Hendelson, who often loans objects from his large Revolutionary War collection to museums, states: “Half the fun is acquiring these important pieces of history, the other half is sharing them with the public. I look forward to working more with the New-York Historical Society.”
Drafted in the late spring of 1775 by New York jurist Robert R. Livingston (1746-1813), with additional text by Richard Henry Lee (1732-1794) of Virginia, the document is written as a letter from “The Twelve United Colonies, by Their Delegates in Congress, to the Inhabitants of Great-Britain” was commissioned by the Second Continental Congress as an eleventh-hour attempt to reconcile with the mother country. The document is a striking piece of testimony to the internal struggles of colonial leaders and patriots as they tried to develop a framework of reconciliation that would both address their grievances and retain an ongoing relationship with Great Britain. Scholar Michael Hattem of Yale University has said that the document is “the missing piece from the culminating moments in which the colonists began to think of themselves not as British subjects, but as American citizens.”

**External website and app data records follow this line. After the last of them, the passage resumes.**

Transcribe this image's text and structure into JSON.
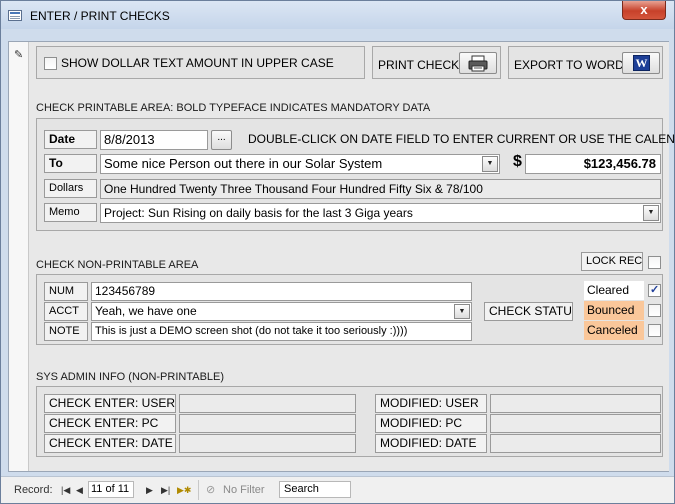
{
  "window": {
    "title": "ENTER / PRINT CHECKS",
    "close_glyph": "x"
  },
  "toolbar": {
    "upper_case_label": "SHOW DOLLAR TEXT AMOUNT IN UPPER CASE",
    "upper_case_checked": false,
    "print_label": "PRINT CHECK",
    "export_label": "EXPORT TO WORD",
    "print_icon": "printer-icon",
    "export_icon": "word-icon",
    "word_glyph": "W"
  },
  "printable": {
    "heading": "CHECK PRINTABLE AREA: BOLD TYPEFACE INDICATES MANDATORY DATA",
    "date_label": "Date",
    "date_value": "8/8/2013",
    "date_picker_label": "...",
    "date_hint": "DOUBLE-CLICK ON DATE FIELD TO ENTER CURRENT OR USE THE CALENDAR",
    "to_label": "To",
    "to_value": "Some nice Person out there in our Solar System",
    "currency_symbol": "$",
    "amount_value": "$123,456.78",
    "dollars_label": "Dollars",
    "dollars_value": "One Hundred Twenty Three Thousand Four Hundred Fifty Six & 78/100",
    "memo_label": "Memo",
    "memo_value": "Project: Sun Rising on daily basis for the last 3 Giga years"
  },
  "nonprintable": {
    "heading": "CHECK NON-PRINTABLE AREA",
    "lock_label": "LOCK REC",
    "lock_checked": false,
    "num_label": "NUM",
    "num_value": "123456789",
    "acct_label": "ACCT",
    "acct_value": "Yeah, we have one",
    "note_label": "NOTE",
    "note_value": "This is just a DEMO screen shot (do not take it too seriously :))))",
    "check_status_label": "CHECK STATUS",
    "statuses": [
      {
        "label": "Cleared",
        "checked": true,
        "color": "#ffffff"
      },
      {
        "label": "Bounced",
        "checked": false,
        "color": "#fac79a"
      },
      {
        "label": "Canceled",
        "checked": false,
        "color": "#fac79a"
      }
    ]
  },
  "sysadmin": {
    "heading": "SYS ADMIN INFO (NON-PRINTABLE)",
    "enter_user_label": "CHECK ENTER: USER",
    "enter_pc_label": "CHECK ENTER: PC",
    "enter_date_label": "CHECK ENTER: DATE",
    "mod_user_label": "MODIFIED: USER",
    "mod_pc_label": "MODIFIED: PC",
    "mod_date_label": "MODIFIED: DATE"
  },
  "statusbar": {
    "record_label": "Record:",
    "record_position": "11 of 11",
    "filter_label": "No Filter",
    "search_label": "Search"
  }
}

In 1775, Livingston was the most prominent member of one of New York’s wealthiest and most eminent families, with extensive land holdings that made him New York’s largest property owner. From his years as Chancellor of the New York Supreme Court, he was renowned for his fairness, intelligence, and rhetorical skills. Addressed not to King George III or to Parliament but directly to the people of Great Britain, the document attempts to persuade the British to concede liberty to the colonies while at the same time having the colonies remain within the protective embrace of the British Empire. His tone is both pacific and aggressive. The letter begins with acknowledgement of “the tender ties which bind us to each other” and “the glorious achievements of our common ancestors,” and is followed by a list of complaints about the infringement of colonists’ rights and a description of oppression exercised against colonists in Boston: “That once populous, flourishing, commercial Town is now Garrisoned by an army sent not to protect, but to enslave its inhabitants.”

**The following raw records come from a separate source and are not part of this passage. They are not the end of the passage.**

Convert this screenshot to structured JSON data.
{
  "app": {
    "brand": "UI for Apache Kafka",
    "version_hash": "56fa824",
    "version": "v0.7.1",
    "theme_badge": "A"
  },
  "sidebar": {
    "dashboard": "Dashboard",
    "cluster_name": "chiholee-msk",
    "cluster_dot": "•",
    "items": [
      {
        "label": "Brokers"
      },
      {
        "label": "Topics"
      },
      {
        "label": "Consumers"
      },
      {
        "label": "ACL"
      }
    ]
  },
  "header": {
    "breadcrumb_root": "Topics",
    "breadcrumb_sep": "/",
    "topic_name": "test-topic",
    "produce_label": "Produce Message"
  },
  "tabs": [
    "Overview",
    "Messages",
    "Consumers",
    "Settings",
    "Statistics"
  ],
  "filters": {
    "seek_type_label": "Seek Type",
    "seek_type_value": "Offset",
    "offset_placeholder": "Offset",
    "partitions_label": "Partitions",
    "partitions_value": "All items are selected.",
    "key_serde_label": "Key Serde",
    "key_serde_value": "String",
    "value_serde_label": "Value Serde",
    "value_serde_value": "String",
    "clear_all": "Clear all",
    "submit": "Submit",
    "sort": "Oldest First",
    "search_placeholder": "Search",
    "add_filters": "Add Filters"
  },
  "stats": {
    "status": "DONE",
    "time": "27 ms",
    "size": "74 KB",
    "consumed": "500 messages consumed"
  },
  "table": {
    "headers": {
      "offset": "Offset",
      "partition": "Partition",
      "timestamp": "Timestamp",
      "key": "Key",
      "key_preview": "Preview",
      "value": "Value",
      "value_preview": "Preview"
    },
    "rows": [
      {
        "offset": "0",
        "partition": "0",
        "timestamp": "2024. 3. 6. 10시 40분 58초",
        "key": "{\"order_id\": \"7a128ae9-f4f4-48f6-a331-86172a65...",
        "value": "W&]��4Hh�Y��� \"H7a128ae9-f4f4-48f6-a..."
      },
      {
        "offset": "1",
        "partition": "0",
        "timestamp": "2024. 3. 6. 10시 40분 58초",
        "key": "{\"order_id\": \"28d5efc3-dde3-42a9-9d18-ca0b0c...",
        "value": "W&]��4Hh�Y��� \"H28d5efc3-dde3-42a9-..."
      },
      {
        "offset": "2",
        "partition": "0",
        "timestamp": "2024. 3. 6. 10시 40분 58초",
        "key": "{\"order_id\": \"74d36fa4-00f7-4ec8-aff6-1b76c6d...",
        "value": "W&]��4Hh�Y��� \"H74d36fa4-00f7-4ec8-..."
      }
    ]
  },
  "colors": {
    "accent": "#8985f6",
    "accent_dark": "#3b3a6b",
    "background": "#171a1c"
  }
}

The manuscript joins an unusually rich set of resources at New-York Historical for the study of the pre-Revolutionary and Revolutionary period, including the papers of Robert R. Livingston himself. The New-York Historical Society will complement the display of the Livingston manuscript with other contemporaneous documents that make the case for reconciliation, including John Dickinson’s draft of the Declaration of the Causes and Necessity of Taking Up Arms (1775), and Thomas Jefferson and John Dickinson’s Olive Branch Petition (1775).

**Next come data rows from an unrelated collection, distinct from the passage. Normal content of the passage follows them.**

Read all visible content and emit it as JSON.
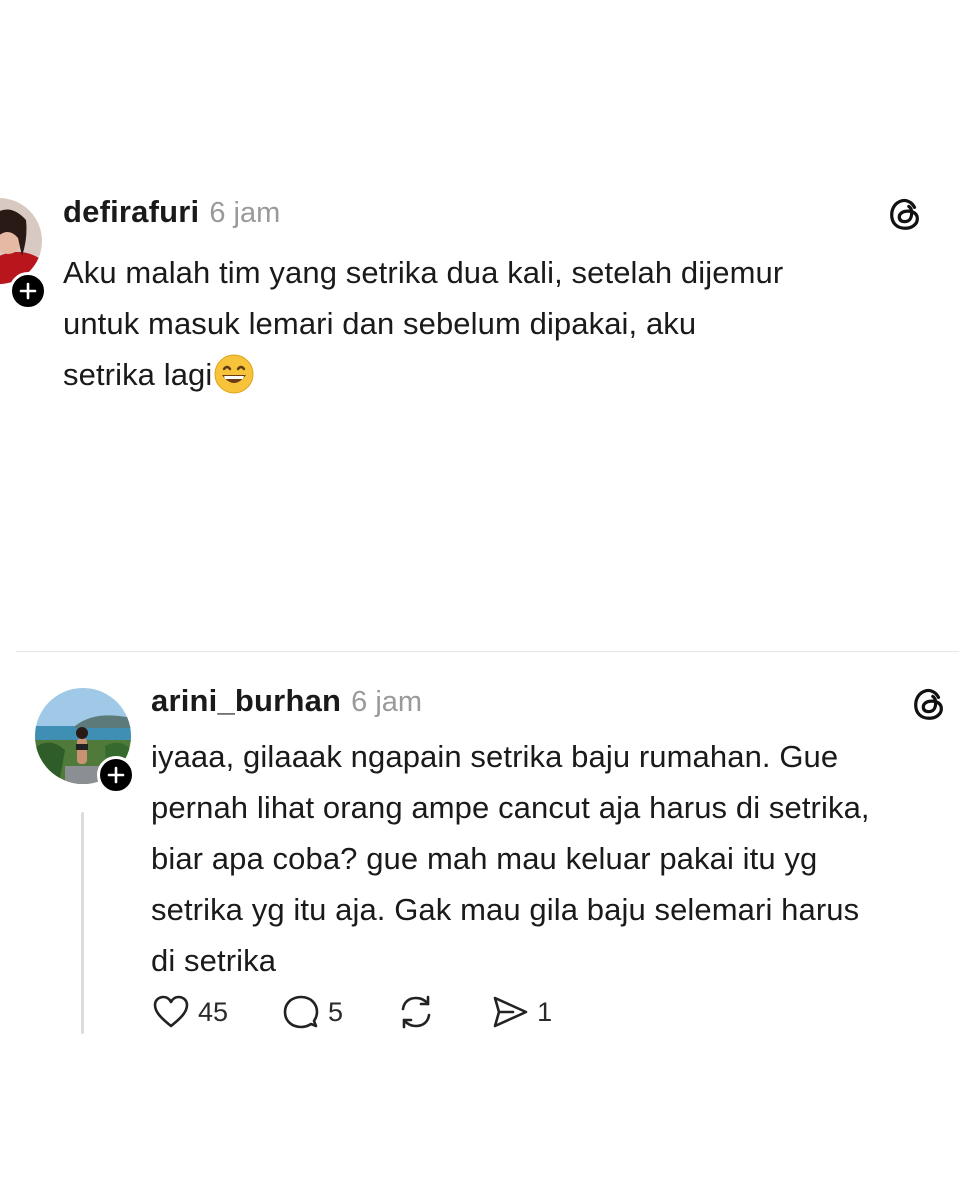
{
  "posts": [
    {
      "username": "defirafuri",
      "time": "6 jam",
      "text": "Aku malah tim yang setrika dua kali, setelah dijemur\nuntuk masuk lemari dan sebelum dipakai, aku\nsetrika lagi",
      "emoji": "grinning-face-icon"
    },
    {
      "username": "arini_burhan",
      "time": "6 jam",
      "text": "iyaaa, gilaaak ngapain setrika baju rumahan. Gue\npernah lihat orang ampe cancut aja harus di setrika,\nbiar apa coba? gue mah mau keluar pakai itu yg\nsetrika yg itu aja. Gak mau gila baju selemari harus\ndi setrika",
      "actions": {
        "likes": "45",
        "replies": "5",
        "shares": "1"
      }
    }
  ],
  "icons": {
    "threads": "threads-logo-icon",
    "follow": "plus-icon",
    "like": "heart-icon",
    "reply": "comment-icon",
    "repost": "repost-icon",
    "share": "send-icon"
  },
  "colors": {
    "text": "#1a1a1a",
    "muted": "#9a9a9a",
    "divider": "#e6e6e6"
  }
}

About the New-York Historical Society Patricia D. Klingenstein Library
The New-York Historical Society’s research library is one of the oldest and most distinguished in the United States, containing more than three million books, pamphlets, maps, atlases, newspapers, broadsides, music sheets, manuscripts, prints, photographs and architectural drawings. The Library is one of only 16 libraries in the United States qualified to be a member of the Independent Research Libraries Association. Among its collections are far-ranging materials relating to the founding and early history of the nation; one of the best collections of 18th-century newspapers in the United States; an outstanding collection of materials documenting slavery and Reconstruction; an exceptional collection of Civil War material, including Ulysses S. Grant’s terms of surrender for Robert E. Lee; collections relating to trials in the United States prior to 1860; American fiction, poetry, and belles-lettres prior to 1850; a broad range of materials relating to the history of the circus; and American travel accounts from the Colonial Era to the present day. The Library continues to receive important research materials relating to education, philanthropy, social service, and the history of New York and the nation, among them the papers of the Children's Aid Society, the archives of the New York Sun, and significant additions to the architectural and photographic collections. In 2013, the New-York Historical Society Library was a finalist for the National Medal for Museum and Library Service.
About the New-York Historical Society
Founded in 1804, the New-York Historical Society has a mission to explore the richly layered history of New York City and State and the country, and to serve as a national forum for the discussion of issues surrounding the making and meaning of history. New York Historical is recognized for engaging the public with deeply researched and far-ranging exhibitions, such as Alexander Hamilton: The Man Who Made Modern America; Slavery in New York; Nature and the American Vision: The Hudson River School at the New-York Historical Society; Grant and Lee in War and Peace; Lincoln and New York; The Grateful Dead: Now Playing at the New-York Historical Society; Nueva York; Revolution! The Atlantic World Reborn, WWII & NYC, and The Armory Show at 100. Supporting these exhibitions and related education programs is one of the world's greatest collections of historical artifacts, works of American art, and other materials documenting the history of the United States and New York.